We fought a series of wars under the Cold War which were not proper wars, despite lots of proper fighting, suffering, sacrifice, and killing. These were proxy wars. These wars did not need to be won; they just needed to be fought. They were but points within a larger effort, and there was therefore a way to transition even from a well-fought stalemate to a better position if it meant that the USSR’s aims had been stymied. Exit conditions? Victory? Consequences? None of these things mattered the way they did in say WWI or WWII. Proxy wars were important more as signals than as wars. Truly politics by other means, but not truly war despite most elements of war flying in loose formation.

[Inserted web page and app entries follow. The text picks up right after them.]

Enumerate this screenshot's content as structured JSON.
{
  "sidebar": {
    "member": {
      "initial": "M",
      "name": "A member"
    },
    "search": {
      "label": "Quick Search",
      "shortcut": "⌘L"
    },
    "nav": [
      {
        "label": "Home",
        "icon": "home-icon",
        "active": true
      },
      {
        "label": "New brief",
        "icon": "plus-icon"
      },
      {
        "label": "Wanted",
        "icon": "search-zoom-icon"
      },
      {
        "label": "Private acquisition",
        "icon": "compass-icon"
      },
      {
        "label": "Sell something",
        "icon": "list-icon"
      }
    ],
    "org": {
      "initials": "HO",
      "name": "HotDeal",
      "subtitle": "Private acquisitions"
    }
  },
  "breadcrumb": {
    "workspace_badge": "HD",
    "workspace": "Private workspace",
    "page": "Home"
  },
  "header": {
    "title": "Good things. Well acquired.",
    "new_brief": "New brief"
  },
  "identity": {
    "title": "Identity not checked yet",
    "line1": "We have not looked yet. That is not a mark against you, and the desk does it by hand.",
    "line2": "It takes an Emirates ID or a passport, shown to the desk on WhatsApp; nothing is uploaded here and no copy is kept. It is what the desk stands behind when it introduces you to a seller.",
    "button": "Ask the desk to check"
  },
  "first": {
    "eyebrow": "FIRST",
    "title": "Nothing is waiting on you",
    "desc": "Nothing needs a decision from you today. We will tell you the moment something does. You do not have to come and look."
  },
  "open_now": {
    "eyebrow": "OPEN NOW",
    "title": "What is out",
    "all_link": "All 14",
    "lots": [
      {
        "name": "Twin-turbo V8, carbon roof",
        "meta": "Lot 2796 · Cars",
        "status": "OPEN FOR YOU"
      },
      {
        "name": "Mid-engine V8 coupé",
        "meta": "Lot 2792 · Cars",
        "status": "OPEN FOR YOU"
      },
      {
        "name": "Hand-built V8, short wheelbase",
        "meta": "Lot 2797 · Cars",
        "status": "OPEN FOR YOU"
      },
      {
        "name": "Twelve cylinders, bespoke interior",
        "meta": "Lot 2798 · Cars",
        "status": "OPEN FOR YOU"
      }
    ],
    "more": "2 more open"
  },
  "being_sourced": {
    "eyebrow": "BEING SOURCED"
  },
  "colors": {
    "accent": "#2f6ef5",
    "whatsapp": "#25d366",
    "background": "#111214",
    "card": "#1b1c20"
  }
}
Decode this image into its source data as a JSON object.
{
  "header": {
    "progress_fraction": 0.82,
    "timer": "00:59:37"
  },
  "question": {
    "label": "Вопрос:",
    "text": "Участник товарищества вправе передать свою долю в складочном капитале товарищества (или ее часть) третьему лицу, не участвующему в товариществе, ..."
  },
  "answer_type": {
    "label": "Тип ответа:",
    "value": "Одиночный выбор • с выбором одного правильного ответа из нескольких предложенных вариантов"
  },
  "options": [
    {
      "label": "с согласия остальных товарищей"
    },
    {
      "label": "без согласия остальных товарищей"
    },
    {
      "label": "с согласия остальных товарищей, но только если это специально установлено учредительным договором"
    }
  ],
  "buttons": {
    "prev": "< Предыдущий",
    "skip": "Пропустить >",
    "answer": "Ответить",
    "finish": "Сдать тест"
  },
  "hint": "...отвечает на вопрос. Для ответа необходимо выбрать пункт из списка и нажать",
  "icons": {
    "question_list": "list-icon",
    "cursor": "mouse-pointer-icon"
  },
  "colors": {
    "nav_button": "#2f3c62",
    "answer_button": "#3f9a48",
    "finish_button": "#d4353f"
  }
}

Just a thought. The last thirty years saw us involved in several large efforts which look like wars, but which may have been undertaken with a flawed set of foundations even deeper than the obvious. Our entire government has trained itself to operate in the context of proxy wars, with a focus on messaging at the expense of mission. I suspect that this drives some of the “new” fifth-generation this that and the other, which may just amount to post hoc attempts to account for the presence of a lot of non-war goals competing with war goals, which have not changed in all of history.
Offered for your consideration.Published in